This is all about meeting the customer where they are. Today, customers’ use of social media, knowledge bases, and live chat is near parity with phone and email. With the decline of in-person service since 2020 showing little sign of recovery, the use of mobile apps, online communities, and video support have seen massive expansion over the past two years.

In South Africa, 64% of service organisations offer video support, and 71% offer live chat, with customer migration to digital channels showing no signs of slowing. 

Given the rising importance of digital channels, strengthening partnerships between service and IT departments is often key to breaking down data silos, saving on software cost, agent empowerment and resulting in faster time-to-market for new technology solutions.

Despite their growing value, however, it seems such technology decision-making arrangements are on the decline.

Investing in employee experience and customer satisfaction

Service organisations have not been immune to challenges posed by the “Great Resignation” trend in which many employees have quit their jobs seeking more fulfilling and purposeful work, better pay and benefits and work-life balance.

Service organisations in South Africa experienced an average turnover rate of 28% over the past year.
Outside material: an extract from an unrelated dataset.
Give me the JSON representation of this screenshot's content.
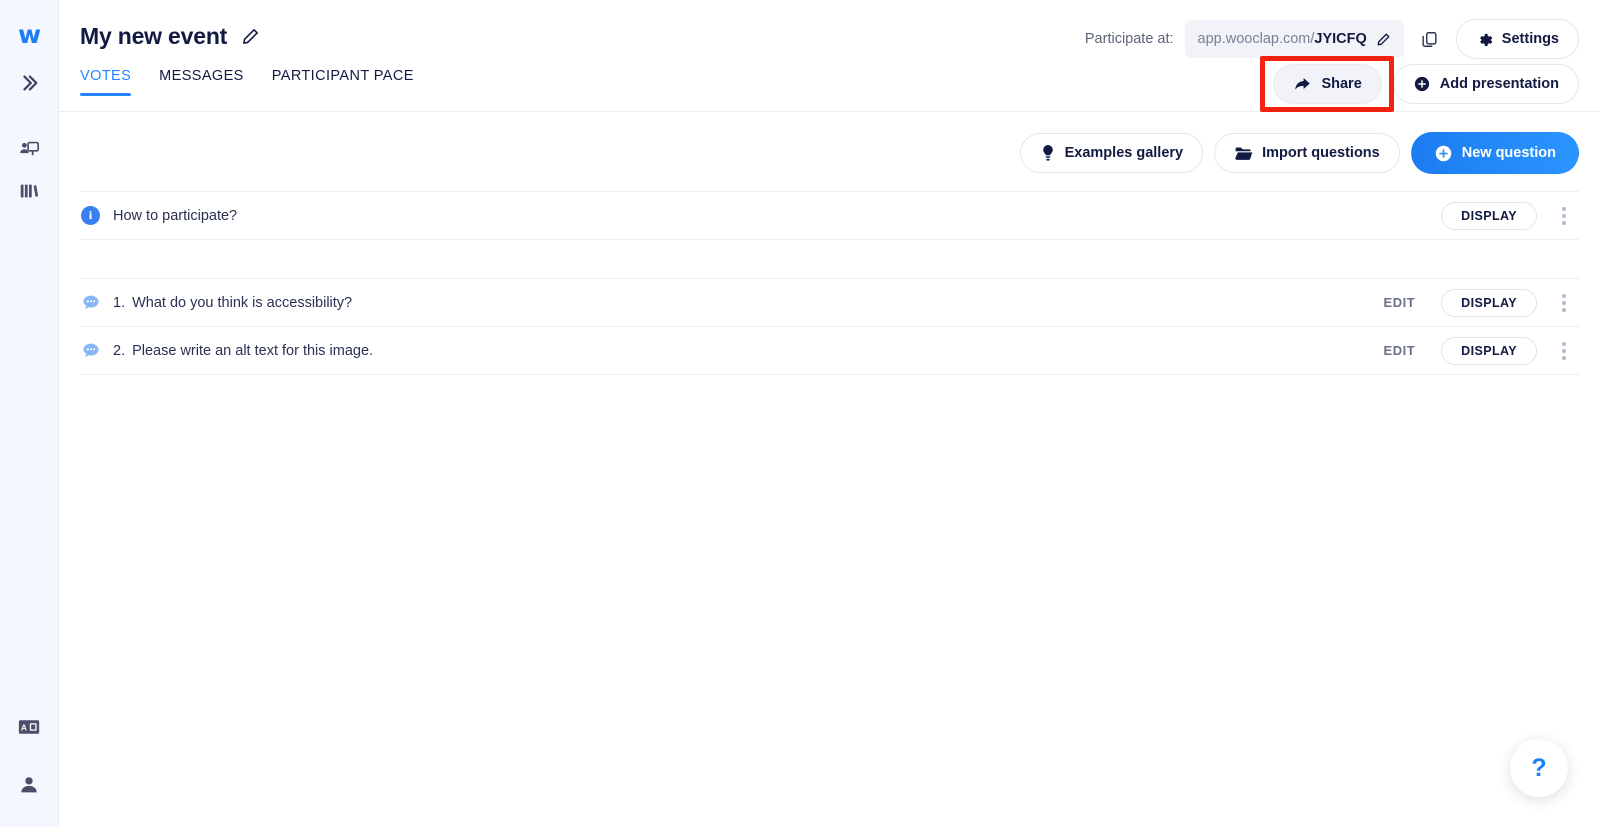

Given the clear link between employee experience and customer experience, many organisations are right to reconsider how they adapt their culture to better manage, develop and retain talent.

By investing in advanced technology, organisations can achieve greater customer satisfaction and support burned out employees. Relieving service agents of mundane, repetitive tasks, freeing up their time to build truly connected customer relationships and prioritise career development, will go a long way to boosting efficiency, engagement and revenue.